BOOM…followed by an even louder thunderclap roused me from my warm conformable environment, sheets of wind and rain followed, I was now smack dab in the middle of a Southern Indiana thunderstorm !! But the only problem was I wasn’t home in my warm comfortable bed or on my couch but I was stuck underneath a rock outcropping in one of the deep canyons that make up Clifty Falls Sate Park.
For being stuck outside durng a heavy thunderstorm my shelter was actually a pretty comfortable place to be, I could sit and watch the storm unfold before my eyes and experience the whole ordeal from the relatively dry ground underneath the rock ledge !! The cool thing about the whole ordeal was there happened to be a big male turkey very close to my location that would gobble after every thunder clap which made the situation that much more enjoyable.
Now you might be wondering what I was doing to get myself in such a predicament, well photographing wildflowers is the answer to that question, finally after what seemed like an eternity of winter weather I was able to get out Saturday morning to shoot some wildflowers. And as you can tell by now I no sooner got into Clifty Falls State Park then all hell broke loose, I had just hiked down into one of the gorges when the storm snuck up on me and left me nowhere to go but under this fortuitously located rock outcropping.
After a long stretch of wind and rain I was finally able to venture out into the woods to photograph the native wildflowers that make their home in the Park. The spring season has pretty much been a bust so far but things were definitely turning around this morning, all around flowers were sharing their beautifully colored blooms for the world to witness, and it seems I had finally been in the right place at the right time.
There were many specimens to shoot and not enough time to get them all in, but I can tell you I tried real hard to shoot them all, I will post many of them later but the ones I spent most of this morning on were the Virginia Bluebells, according to Wikipedia…
The Virginia Bluebell (Mertensia virginica; also Virginia Cowslip, Lungwort Oysterleaf, Roanoke Bells) is a spring ephemeral plant with bell-shaped sky-blue flowers opening from pink buds, native to moist woodland in eastern North America.
Leaves are rounded and gray-green, borne on a stem up to 60 cm (2 ft) high. They are petiolate at the bottom of the flower stem and sessile at the top.

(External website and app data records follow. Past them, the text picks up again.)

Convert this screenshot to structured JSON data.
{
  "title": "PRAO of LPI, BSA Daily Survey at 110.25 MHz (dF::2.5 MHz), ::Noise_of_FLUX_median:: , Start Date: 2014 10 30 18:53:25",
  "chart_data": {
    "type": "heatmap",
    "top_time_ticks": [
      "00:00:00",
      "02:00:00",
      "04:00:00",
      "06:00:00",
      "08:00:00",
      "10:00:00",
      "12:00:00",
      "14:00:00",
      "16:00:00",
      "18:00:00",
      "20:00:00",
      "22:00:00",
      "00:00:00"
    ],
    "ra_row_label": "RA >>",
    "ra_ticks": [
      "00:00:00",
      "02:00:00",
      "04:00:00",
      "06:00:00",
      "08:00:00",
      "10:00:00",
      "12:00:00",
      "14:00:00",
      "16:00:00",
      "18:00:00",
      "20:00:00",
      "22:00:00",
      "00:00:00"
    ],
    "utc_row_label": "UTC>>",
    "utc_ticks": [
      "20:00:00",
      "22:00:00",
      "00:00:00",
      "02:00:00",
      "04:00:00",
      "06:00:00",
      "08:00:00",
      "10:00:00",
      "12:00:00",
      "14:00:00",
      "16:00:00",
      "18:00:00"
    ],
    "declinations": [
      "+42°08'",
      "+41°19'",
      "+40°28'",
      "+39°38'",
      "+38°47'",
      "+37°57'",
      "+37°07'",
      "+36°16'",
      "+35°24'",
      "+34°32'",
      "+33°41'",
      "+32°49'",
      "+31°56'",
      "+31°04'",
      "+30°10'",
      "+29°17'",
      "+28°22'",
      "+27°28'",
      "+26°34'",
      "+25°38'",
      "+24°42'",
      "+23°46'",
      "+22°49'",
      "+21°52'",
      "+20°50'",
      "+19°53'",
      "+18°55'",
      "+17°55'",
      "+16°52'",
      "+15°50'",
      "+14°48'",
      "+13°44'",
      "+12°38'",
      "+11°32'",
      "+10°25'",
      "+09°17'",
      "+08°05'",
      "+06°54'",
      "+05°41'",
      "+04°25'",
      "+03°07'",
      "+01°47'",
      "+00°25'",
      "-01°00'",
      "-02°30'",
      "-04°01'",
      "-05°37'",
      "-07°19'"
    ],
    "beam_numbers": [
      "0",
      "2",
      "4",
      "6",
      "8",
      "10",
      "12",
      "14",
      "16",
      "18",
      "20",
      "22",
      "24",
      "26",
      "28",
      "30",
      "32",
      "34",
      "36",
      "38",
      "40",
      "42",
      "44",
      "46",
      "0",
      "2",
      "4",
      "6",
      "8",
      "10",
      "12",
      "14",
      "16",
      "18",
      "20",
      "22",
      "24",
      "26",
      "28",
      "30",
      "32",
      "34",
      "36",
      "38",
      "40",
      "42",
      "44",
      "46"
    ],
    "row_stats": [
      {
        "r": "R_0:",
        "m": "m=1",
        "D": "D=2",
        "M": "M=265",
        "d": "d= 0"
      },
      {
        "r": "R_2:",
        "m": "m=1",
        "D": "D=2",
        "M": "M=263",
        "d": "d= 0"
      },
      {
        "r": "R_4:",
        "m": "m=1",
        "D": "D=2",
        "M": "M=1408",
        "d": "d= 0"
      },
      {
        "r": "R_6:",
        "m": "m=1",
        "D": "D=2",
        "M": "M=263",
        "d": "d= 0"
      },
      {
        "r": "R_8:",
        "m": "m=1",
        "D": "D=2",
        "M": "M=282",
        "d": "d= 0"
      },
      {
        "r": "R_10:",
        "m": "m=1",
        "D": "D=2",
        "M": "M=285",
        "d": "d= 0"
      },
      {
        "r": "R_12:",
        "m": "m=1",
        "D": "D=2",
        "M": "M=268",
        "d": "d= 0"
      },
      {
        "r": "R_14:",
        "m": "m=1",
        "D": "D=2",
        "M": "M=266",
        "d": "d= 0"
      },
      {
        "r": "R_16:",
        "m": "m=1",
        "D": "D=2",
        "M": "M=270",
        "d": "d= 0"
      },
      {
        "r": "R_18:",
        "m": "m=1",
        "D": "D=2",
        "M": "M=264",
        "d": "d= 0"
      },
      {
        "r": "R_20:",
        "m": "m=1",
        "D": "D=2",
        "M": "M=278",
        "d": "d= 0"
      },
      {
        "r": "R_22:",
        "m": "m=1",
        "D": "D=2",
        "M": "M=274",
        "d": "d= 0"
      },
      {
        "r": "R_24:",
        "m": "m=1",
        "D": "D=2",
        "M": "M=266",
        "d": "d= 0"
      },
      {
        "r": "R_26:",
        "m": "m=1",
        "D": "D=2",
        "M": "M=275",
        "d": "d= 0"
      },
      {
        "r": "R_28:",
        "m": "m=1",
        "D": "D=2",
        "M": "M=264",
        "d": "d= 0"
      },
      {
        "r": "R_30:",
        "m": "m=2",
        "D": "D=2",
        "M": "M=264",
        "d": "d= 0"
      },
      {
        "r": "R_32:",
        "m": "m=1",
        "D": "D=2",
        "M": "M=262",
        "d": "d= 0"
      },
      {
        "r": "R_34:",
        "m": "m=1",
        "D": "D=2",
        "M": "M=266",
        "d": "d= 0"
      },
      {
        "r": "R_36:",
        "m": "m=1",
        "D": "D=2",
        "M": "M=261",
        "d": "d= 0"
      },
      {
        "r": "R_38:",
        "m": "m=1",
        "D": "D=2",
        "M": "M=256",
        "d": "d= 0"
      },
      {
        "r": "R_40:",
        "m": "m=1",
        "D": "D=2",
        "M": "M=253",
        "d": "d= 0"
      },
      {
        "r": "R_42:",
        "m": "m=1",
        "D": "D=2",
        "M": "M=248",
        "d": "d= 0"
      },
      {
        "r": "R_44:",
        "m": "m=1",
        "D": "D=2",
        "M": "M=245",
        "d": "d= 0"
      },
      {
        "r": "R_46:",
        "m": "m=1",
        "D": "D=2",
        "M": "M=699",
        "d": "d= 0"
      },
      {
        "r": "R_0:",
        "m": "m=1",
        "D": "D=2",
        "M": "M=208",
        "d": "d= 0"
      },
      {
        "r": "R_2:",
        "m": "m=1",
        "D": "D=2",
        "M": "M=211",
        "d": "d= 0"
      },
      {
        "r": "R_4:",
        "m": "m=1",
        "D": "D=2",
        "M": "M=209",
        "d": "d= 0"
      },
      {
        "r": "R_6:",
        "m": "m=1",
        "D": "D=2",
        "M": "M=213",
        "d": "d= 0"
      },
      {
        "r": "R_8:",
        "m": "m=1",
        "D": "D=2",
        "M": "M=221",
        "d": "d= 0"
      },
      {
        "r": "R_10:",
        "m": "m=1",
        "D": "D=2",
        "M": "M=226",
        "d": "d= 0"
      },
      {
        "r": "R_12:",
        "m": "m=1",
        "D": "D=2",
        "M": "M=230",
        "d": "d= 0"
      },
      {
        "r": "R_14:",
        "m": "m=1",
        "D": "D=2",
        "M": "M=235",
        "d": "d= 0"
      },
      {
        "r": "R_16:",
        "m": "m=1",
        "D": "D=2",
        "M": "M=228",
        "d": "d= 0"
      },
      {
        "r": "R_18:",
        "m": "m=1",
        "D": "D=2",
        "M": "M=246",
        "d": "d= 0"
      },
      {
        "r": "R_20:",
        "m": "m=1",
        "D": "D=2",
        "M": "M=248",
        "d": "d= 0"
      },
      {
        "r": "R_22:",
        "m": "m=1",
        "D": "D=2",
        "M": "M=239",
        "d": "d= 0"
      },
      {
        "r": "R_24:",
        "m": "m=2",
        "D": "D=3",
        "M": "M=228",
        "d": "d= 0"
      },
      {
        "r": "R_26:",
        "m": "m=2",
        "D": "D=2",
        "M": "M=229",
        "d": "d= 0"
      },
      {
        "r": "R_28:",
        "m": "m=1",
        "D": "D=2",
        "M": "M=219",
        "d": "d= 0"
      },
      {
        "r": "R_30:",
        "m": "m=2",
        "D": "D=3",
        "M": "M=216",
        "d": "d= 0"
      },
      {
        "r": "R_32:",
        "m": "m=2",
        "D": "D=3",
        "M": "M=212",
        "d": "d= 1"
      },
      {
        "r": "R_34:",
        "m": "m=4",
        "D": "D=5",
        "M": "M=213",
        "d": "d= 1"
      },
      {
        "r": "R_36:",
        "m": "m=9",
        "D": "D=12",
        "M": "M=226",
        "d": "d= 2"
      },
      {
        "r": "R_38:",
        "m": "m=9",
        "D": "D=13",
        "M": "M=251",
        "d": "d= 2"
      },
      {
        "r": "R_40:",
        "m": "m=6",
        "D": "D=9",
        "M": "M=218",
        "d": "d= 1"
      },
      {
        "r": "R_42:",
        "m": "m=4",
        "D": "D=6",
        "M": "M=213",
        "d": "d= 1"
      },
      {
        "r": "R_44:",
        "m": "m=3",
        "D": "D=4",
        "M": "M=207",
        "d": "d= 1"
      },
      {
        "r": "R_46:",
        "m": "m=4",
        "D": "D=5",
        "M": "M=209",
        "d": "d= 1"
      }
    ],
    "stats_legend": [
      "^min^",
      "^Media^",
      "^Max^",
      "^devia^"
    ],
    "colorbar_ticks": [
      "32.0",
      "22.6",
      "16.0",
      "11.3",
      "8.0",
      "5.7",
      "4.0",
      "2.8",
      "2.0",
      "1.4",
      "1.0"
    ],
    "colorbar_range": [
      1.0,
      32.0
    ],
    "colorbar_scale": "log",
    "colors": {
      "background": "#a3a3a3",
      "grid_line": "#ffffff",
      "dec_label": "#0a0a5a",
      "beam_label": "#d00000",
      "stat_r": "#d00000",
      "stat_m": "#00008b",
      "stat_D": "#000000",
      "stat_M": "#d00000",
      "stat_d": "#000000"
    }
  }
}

Flowers with five petals fused into a tube, five stamens, and a central pistil (carpel) are borne in mid-spring in nodding cymes at the end of arched stems. Buds are pink-tinged, changing to sky-blue as they open. White flowers occur rarely.
Stamen and pistil are spaced too far apart for self-fertilization. The flower can be pollinated by bumblebees, but due to its funnel shape, bumblebees must hover, making the bumblebee a rare pollinator. Butterflies are the most common pollinators, because they can easily perch on the edges and still enjoy the nectar.In early summer, each fertilized flower produces four seeds within wrinkled nuts, and the plant goes dormant till the next spring
These are some of the most colorful blooms in the spring forest and one of my favorites to shoot, the hills that surround Madison Indiana are covered in these in good years and they make for quite a spectacular show when in full bloom !!
This image was shot just as the sun penetrated the clouds after the morning thunderstorms, I loved the water droplets and how they interacted with the morning light, it was just one of the many images I shot that morning and hopefully I will be able to get more the next few days. This is the peak time to be in the woods so if you get a chance try to get out for a hike at Clifty or anywhere else wildflowers grow…just make sure you check the weather report before you go !!
Thanks for stopping by and click on the image for best viewing !!